Strip buying remains a major part of the long end's impressive performance this week. Zero-coupon bonds have recently become more popular with speculative investors looking to make quick gains on small moves in the market.
The market go through the first leg of the quarterly refunding auctions without a glitch. The Treasury set a 4 3/8% coupon on $16.6 billion of three-year notes that it auctioned at a 4.49% yield, a price of 99.68. Sixty-eight percent of the bids came at the high yield and the bid cover ratio was a respectable 2.73%.
The results were in line with the market's expectations for a Street-dominated auction. Before the auction got under way, traders had predicted sparse retail interest in the three-year note as most accounts were awaiting today's 10-year note and the bond auction.
"A lot of people are focusing on the longer-dated issues," said Matthew Alexy, senior market strategist at First Boston Corp. "The 10-year and bond auctions will set the market's tone going forward."

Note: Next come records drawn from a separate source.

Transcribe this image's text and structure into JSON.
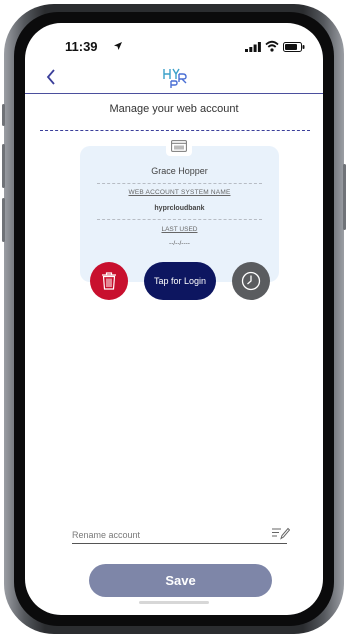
{
  "status_bar": {
    "time": "11:39",
    "icons": [
      "location-arrow-icon",
      "signal-icon",
      "wifi-icon",
      "battery-icon"
    ]
  },
  "header": {
    "back_icon": "chevron-left-icon",
    "logo_icon": "hypr-logo-icon",
    "accent_color": "#4b4f9d"
  },
  "page": {
    "title": "Manage your web account"
  },
  "account_card": {
    "icon": "browser-window-icon",
    "user_name": "Grace Hopper",
    "system_name_label": "WEB ACCOUNT SYSTEM NAME",
    "system_name_value": "hyprcloudbank",
    "last_used_label": "LAST USED",
    "last_used_value": "--/--/----"
  },
  "actions": {
    "delete_icon": "trash-icon",
    "delete_color": "#c8102e",
    "login_label": "Tap for Login",
    "login_color": "#0d1660",
    "history_icon": "clock-icon",
    "history_color": "#5a5c5f"
  },
  "rename": {
    "placeholder": "Rename account",
    "value": "",
    "icon": "edit-pencil-icon"
  },
  "footer": {
    "save_label": "Save",
    "save_color": "#7e86a8"
  }
}
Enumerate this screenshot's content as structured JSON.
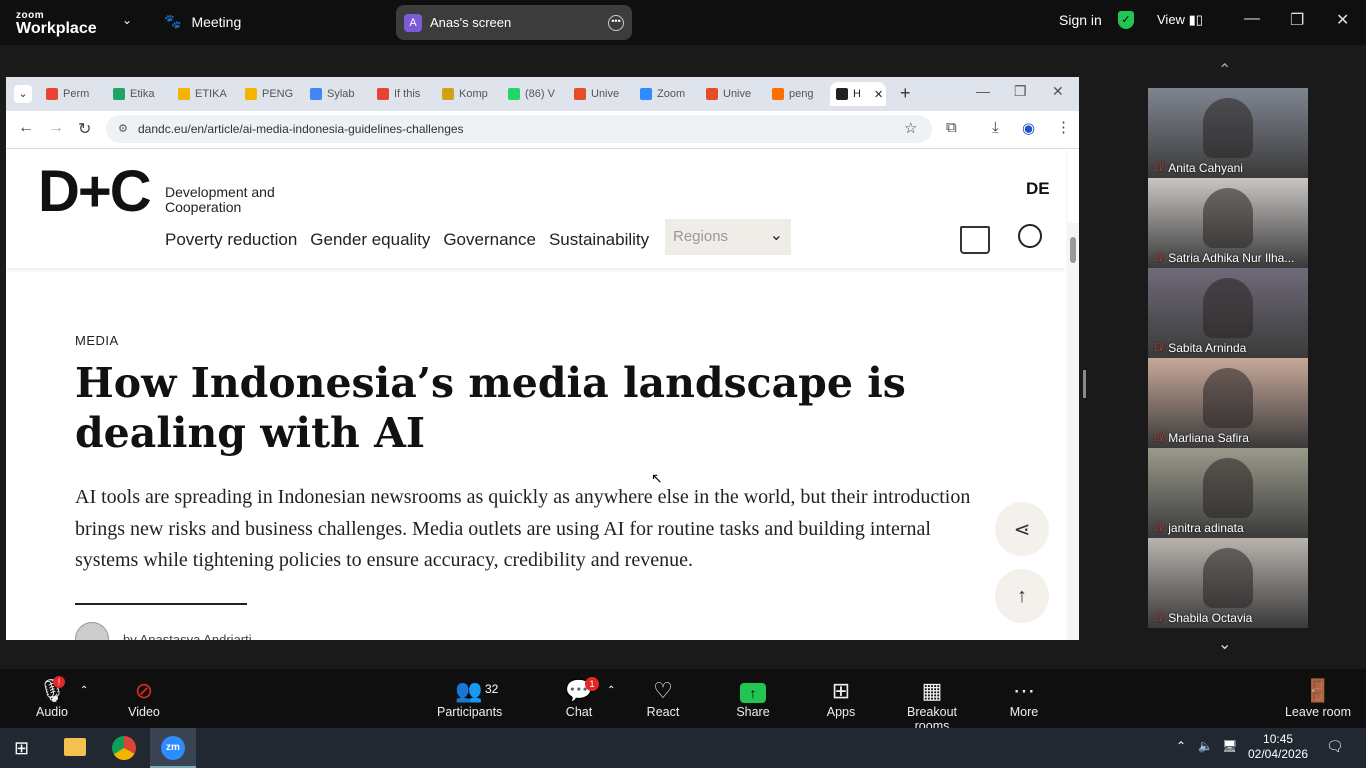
{
  "zoom": {
    "logo_top": "zoom",
    "logo_bottom": "Workplace",
    "meeting_label": "Meeting",
    "share_initial": "A",
    "share_label": "Anas's screen",
    "sign_in": "Sign in",
    "view_label": "View"
  },
  "browser": {
    "tabs": [
      {
        "label": "Perm",
        "color": "#ea4335"
      },
      {
        "label": "Etika",
        "color": "#1fa463"
      },
      {
        "label": "ETIKA",
        "color": "#f4b400"
      },
      {
        "label": "PENG",
        "color": "#f4b400"
      },
      {
        "label": "Sylab",
        "color": "#4285f4"
      },
      {
        "label": "If this",
        "color": "#ea4335"
      },
      {
        "label": "Komp",
        "color": "#d4a017"
      },
      {
        "label": "(86) V",
        "color": "#25d366"
      },
      {
        "label": "Unive",
        "color": "#e44d26"
      },
      {
        "label": "Zoom",
        "color": "#2d8cff"
      },
      {
        "label": "Unive",
        "color": "#e44d26"
      },
      {
        "label": "peng",
        "color": "#ff6f00"
      },
      {
        "label": "H",
        "color": "#222222"
      }
    ],
    "url": "dandc.eu/en/article/ai-media-indonesia-guidelines-challenges"
  },
  "site": {
    "logo": "D+C",
    "logo_sub1": "Development and",
    "logo_sub2": "Cooperation",
    "lang": "DE",
    "nav": [
      "Poverty reduction",
      "Gender equality",
      "Governance",
      "Sustainability"
    ],
    "regions": "Regions",
    "kicker": "MEDIA",
    "title": "How Indonesia’s media landscape is dealing with AI",
    "lead": "AI tools are spreading in Indonesian newsrooms as quickly as anywhere else in the world, but their introduction brings new risks and business challenges. Media outlets are using AI for routine tasks and building internal systems while tightening policies to ensure accuracy, credibility and revenue.",
    "byline": "by Anastasya Andriarti"
  },
  "participants": [
    {
      "name": "Anita Cahyani",
      "bg": "#7f8590"
    },
    {
      "name": "Satria Adhika Nur Ilha...",
      "bg": "#c9c6c4"
    },
    {
      "name": "Sabita Arninda",
      "bg": "#6f6a78"
    },
    {
      "name": "Marliana Safira",
      "bg": "#c7a89a"
    },
    {
      "name": "janitra adinata",
      "bg": "#9a9a8c"
    },
    {
      "name": "Shabila Octavia",
      "bg": "#b8b3ad"
    }
  ],
  "bottombar": {
    "audio": "Audio",
    "audio_badge": "!",
    "video": "Video",
    "participants": "Participants",
    "participants_count": "32",
    "chat": "Chat",
    "chat_badge": "1",
    "react": "React",
    "share": "Share",
    "apps": "Apps",
    "breakout": "Breakout rooms",
    "more": "More",
    "leave": "Leave room"
  },
  "taskbar": {
    "time": "10:45",
    "date": "02/04/2026"
  }
}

Today, the market is faced with absorbing $11 billion in new 10-year notes. Most believe the auction will be met with decent demand because of the market's appetite for longer-dated paper.

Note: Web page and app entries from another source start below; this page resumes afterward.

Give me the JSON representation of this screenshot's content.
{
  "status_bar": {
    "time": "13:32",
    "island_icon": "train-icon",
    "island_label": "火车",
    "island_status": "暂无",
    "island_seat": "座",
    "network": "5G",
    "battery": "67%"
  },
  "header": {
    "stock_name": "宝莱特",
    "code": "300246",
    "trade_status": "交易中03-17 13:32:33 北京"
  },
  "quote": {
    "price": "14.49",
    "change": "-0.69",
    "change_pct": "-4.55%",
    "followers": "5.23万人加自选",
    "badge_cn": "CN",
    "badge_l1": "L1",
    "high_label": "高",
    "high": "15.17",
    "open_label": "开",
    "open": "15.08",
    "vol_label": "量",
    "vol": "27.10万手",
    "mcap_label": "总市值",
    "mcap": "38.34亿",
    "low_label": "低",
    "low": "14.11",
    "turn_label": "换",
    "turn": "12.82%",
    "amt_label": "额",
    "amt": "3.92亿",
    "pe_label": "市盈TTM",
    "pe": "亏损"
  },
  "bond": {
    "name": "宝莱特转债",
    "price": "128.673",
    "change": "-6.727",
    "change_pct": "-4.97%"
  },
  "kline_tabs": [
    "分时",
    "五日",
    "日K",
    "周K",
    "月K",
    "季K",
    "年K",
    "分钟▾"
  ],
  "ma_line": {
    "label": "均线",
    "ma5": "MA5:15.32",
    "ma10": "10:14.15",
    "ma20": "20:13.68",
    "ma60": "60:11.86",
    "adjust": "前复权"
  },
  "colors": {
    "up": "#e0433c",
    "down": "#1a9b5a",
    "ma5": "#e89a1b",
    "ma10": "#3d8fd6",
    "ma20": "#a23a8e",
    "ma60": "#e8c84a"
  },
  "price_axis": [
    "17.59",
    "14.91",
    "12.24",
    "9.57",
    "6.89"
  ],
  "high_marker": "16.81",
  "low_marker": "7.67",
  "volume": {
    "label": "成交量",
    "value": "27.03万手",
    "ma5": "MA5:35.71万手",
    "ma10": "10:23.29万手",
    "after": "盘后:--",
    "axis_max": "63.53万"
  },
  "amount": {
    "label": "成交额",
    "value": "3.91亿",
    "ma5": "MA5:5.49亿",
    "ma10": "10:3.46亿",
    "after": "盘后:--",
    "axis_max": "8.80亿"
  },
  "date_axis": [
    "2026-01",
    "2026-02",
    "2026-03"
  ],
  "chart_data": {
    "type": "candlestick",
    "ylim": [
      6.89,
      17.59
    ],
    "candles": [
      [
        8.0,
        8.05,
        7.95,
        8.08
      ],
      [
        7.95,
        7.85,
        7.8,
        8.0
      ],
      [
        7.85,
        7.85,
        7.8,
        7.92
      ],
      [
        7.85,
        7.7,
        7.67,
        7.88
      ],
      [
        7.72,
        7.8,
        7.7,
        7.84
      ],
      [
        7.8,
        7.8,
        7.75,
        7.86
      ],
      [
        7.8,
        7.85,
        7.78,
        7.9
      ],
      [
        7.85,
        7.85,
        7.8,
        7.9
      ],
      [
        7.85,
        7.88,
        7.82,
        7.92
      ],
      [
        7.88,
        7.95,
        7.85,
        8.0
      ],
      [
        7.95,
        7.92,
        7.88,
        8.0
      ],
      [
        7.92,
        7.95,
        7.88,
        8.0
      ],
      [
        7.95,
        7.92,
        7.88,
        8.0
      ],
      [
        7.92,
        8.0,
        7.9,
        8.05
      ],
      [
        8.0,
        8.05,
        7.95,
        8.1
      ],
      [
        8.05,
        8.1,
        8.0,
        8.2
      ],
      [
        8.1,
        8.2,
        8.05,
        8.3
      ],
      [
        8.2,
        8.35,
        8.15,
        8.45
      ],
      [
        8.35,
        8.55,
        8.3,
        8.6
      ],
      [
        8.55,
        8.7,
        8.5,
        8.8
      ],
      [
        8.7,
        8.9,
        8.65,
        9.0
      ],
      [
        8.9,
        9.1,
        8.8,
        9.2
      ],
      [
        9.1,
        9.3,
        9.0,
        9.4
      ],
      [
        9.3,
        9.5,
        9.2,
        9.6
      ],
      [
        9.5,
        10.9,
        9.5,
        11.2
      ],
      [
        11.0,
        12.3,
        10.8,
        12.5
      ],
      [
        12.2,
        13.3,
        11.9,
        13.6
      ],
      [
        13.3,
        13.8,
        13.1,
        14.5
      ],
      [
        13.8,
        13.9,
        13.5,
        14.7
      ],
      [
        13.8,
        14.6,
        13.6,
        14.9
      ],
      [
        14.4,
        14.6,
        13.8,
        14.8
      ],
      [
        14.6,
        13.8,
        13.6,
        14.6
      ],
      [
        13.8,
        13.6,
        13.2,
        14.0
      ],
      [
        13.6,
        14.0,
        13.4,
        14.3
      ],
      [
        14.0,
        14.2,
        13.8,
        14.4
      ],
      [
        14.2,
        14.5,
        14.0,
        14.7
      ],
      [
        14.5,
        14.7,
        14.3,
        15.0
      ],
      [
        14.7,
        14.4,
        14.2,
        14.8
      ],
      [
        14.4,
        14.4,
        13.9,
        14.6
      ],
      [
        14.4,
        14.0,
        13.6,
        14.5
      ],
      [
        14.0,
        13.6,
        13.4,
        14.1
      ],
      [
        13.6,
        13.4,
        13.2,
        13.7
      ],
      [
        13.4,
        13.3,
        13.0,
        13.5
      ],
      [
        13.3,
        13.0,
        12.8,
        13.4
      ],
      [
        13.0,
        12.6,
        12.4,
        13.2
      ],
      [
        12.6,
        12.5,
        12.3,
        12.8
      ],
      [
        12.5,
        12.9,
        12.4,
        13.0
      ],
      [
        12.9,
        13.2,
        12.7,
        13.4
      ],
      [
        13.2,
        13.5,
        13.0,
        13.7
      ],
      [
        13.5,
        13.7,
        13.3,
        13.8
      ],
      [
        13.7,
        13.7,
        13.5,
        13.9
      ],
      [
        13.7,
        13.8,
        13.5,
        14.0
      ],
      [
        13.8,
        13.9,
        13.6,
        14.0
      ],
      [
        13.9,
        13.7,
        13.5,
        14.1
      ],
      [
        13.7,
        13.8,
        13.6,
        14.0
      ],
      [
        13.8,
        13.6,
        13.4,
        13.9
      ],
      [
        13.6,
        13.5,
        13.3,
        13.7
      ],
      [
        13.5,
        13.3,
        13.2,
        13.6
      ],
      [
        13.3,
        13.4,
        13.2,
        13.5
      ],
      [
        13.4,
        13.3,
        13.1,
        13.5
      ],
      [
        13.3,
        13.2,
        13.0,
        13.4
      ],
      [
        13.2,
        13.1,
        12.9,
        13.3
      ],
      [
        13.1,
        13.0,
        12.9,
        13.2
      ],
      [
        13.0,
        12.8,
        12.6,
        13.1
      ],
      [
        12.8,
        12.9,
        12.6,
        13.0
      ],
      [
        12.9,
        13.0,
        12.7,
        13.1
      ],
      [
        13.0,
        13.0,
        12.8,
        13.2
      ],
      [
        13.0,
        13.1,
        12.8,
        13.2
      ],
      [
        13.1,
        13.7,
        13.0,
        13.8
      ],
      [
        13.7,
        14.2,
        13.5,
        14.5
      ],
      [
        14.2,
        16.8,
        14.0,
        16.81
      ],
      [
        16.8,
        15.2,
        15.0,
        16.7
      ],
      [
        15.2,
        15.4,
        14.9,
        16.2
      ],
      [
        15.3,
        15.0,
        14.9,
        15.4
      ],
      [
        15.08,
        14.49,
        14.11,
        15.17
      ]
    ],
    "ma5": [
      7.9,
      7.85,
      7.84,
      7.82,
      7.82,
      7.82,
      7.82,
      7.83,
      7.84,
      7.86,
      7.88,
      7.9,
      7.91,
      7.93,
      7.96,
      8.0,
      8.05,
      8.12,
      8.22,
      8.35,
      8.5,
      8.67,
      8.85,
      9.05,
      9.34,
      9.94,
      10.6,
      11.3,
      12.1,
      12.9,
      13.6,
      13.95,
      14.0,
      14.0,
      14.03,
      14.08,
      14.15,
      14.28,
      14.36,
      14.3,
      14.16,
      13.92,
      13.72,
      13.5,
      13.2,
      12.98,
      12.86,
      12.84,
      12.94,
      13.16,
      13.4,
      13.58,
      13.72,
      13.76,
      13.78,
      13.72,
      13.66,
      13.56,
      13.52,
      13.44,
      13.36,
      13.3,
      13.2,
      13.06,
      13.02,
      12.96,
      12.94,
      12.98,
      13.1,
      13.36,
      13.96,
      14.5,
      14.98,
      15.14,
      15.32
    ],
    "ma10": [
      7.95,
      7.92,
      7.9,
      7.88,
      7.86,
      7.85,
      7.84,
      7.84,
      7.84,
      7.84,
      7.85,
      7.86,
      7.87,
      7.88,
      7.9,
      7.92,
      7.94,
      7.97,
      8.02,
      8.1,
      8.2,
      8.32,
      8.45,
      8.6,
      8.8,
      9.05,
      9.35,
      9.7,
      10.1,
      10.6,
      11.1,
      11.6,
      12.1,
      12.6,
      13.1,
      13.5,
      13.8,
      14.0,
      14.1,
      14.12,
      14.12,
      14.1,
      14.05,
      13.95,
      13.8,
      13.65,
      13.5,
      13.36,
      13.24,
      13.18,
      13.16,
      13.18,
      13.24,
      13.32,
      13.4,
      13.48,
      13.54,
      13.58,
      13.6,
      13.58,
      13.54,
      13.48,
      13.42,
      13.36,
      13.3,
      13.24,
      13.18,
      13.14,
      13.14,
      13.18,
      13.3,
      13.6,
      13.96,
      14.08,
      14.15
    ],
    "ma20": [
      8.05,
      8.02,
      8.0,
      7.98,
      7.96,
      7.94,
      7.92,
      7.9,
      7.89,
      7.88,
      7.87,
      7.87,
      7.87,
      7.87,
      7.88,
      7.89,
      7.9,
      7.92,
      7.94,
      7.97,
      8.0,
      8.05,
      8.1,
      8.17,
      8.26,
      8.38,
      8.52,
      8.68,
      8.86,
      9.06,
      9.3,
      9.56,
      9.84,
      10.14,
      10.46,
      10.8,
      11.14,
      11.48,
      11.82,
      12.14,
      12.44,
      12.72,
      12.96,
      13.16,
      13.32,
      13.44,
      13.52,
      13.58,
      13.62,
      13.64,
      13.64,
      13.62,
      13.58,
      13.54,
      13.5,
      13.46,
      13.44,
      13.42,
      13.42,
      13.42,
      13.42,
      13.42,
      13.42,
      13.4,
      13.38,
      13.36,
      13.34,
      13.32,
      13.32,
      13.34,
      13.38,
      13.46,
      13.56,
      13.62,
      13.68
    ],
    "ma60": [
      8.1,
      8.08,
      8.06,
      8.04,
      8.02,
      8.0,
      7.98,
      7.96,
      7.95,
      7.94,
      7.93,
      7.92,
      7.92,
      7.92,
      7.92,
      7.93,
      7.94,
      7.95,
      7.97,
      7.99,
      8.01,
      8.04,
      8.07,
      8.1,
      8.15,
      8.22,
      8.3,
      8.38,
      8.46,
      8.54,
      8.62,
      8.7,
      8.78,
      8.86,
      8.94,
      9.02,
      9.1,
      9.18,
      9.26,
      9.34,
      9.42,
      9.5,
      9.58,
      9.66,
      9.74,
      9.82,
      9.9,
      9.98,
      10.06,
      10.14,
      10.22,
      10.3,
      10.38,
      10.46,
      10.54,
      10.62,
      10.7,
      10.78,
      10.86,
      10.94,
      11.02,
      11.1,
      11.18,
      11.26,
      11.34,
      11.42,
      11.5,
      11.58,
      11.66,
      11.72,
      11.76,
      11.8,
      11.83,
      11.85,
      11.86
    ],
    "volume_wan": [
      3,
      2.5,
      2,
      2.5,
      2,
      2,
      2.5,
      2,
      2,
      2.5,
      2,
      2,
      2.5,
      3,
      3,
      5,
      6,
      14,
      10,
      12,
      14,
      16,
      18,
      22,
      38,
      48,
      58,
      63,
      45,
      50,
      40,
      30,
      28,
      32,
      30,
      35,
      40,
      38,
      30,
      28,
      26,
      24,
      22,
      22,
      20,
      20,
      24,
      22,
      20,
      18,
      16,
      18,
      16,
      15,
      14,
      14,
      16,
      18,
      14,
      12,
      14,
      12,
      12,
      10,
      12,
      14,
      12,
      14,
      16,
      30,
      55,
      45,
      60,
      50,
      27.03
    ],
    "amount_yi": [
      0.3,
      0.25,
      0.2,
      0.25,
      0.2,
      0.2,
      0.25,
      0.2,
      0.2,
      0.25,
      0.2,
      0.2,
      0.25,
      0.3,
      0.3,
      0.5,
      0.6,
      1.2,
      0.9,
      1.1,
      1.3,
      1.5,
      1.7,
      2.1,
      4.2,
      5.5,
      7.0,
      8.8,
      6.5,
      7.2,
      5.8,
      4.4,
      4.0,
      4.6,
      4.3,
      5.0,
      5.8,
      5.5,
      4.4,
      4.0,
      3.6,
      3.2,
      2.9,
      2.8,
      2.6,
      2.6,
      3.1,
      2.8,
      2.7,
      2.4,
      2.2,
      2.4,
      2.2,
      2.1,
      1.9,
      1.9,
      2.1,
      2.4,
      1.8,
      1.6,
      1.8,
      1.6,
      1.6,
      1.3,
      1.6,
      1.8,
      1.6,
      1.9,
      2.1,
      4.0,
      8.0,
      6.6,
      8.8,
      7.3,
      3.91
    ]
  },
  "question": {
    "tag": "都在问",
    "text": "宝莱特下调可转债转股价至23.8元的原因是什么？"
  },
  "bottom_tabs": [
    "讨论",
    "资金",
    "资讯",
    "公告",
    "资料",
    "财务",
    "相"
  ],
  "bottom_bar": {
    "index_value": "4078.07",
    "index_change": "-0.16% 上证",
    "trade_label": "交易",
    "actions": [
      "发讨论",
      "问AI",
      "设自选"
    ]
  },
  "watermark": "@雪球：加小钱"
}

Robert McCorkle, a trader at Seattle Northwest Securities, expects the 10-year auction to go well as more retail investors put in bids.
But ahead of the bond sale, traders said the 10-year note may suffer from investors with their minds set on 30-year paper. There is also the risk that this week's rally has brought the 10-year into unattractive territory.

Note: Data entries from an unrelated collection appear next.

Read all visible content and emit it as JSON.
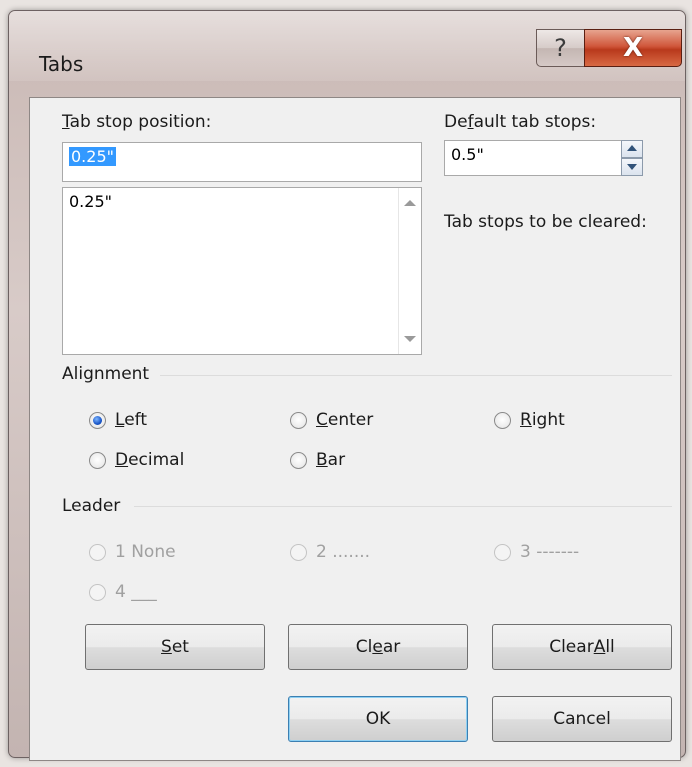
{
  "window": {
    "title": "Tabs",
    "help_glyph": "?",
    "close_glyph": "X"
  },
  "tab_stop_position": {
    "label_pre": "",
    "label_key": "T",
    "label_post": "ab stop position:",
    "value": "0.25\""
  },
  "tab_stop_list": {
    "items": [
      "0.25\""
    ]
  },
  "default_tab_stops": {
    "label_pre": "De",
    "label_key": "f",
    "label_post": "ault tab stops:",
    "value": "0.5\""
  },
  "tab_stops_cleared_label": "Tab stops to be cleared:",
  "alignment": {
    "title": "Alignment",
    "options": [
      {
        "pre": "",
        "key": "L",
        "post": "eft",
        "checked": true
      },
      {
        "pre": "",
        "key": "C",
        "post": "enter",
        "checked": false
      },
      {
        "pre": "",
        "key": "R",
        "post": "ight",
        "checked": false
      },
      {
        "pre": "",
        "key": "D",
        "post": "ecimal",
        "checked": false
      },
      {
        "pre": "",
        "key": "B",
        "post": "ar",
        "checked": false
      }
    ]
  },
  "leader": {
    "title": "Leader",
    "options": [
      "1 None",
      "2 .......",
      "3 -------",
      "4 ___"
    ]
  },
  "buttons": {
    "set": {
      "pre": "",
      "key": "S",
      "post": "et"
    },
    "clear": {
      "pre": "Cl",
      "key": "e",
      "post": "ar"
    },
    "clear_all": {
      "pre": "Clear ",
      "key": "A",
      "post": "ll"
    },
    "ok": "OK",
    "cancel": "Cancel"
  }
}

"The bond is trading in a world of its own and people may stay pretty close to the vest for the 10-year," said Stephen Slifer, managing director at Lehman Brothers. "The 10-year continues to trade pretty well, but we may have a somewhat weaker market to deal with for the auction."
Dealers said that, pending good news on the inflation front this week, prospects for the bond sale are solid. They also expect the buy side of the market to be out in force to bid on the bond.
"If there ever was a time when you could build a case for lower yields and higher prices, it's now," said Hugh Johnson, chief investment officer at First Albany Corp.
The market is eagerly awaiting release of the the producer and consumer prices indexes later this week. Expectations are for minimal increases in each.
While market participants agreed that the yield on the bond could rise slightly as dealers try to cheapen the issue and make it more attractive, the long end of the curve is likely to maintain a solid bid and hold the spotlight this week.
In futures, the September contract ended up 4/32 to 116.03.
In the cash markets, the 4 1/4% two-year note was quoted late yesterday down 2/32 at 100.09-100.10 to yield 5.08%, the 5 1/4% five-year note ended down 1/32 at 100.15-100.17 to yield 5.12%, the 6 1/4% 10-year note was down 1/32 at 103.06-103.08 to yield 5.80%, and the 7 1/8 30-year bond was up 7/32 at 108.28-108.30 to yield 6.44%.
The three-month Treasury bill was down one basis point at 3.08%, the six-month bill was unchanged at at 3.25%, and the year bill was up one basis point at 3.48%.Treasury Market Yields Prev. Prev. Tuesday Week Month3-Month Bill 3.08 3.13 3.086-Month Bill 3.25 3.30 3.221-Year Bill 3.48 3.54 3.402-Year Note 4.08 4.15 4.003-Year Note 4.36 4.44 4.305-Year Note 5.12 5.17 5.007-Year Note 5.42 5.44 5.3710-Year Note 5.80 5.80 5.7330-Year Bond 6.44 6.52 6.61 Source: Cantor, Fitzgerald/Telerate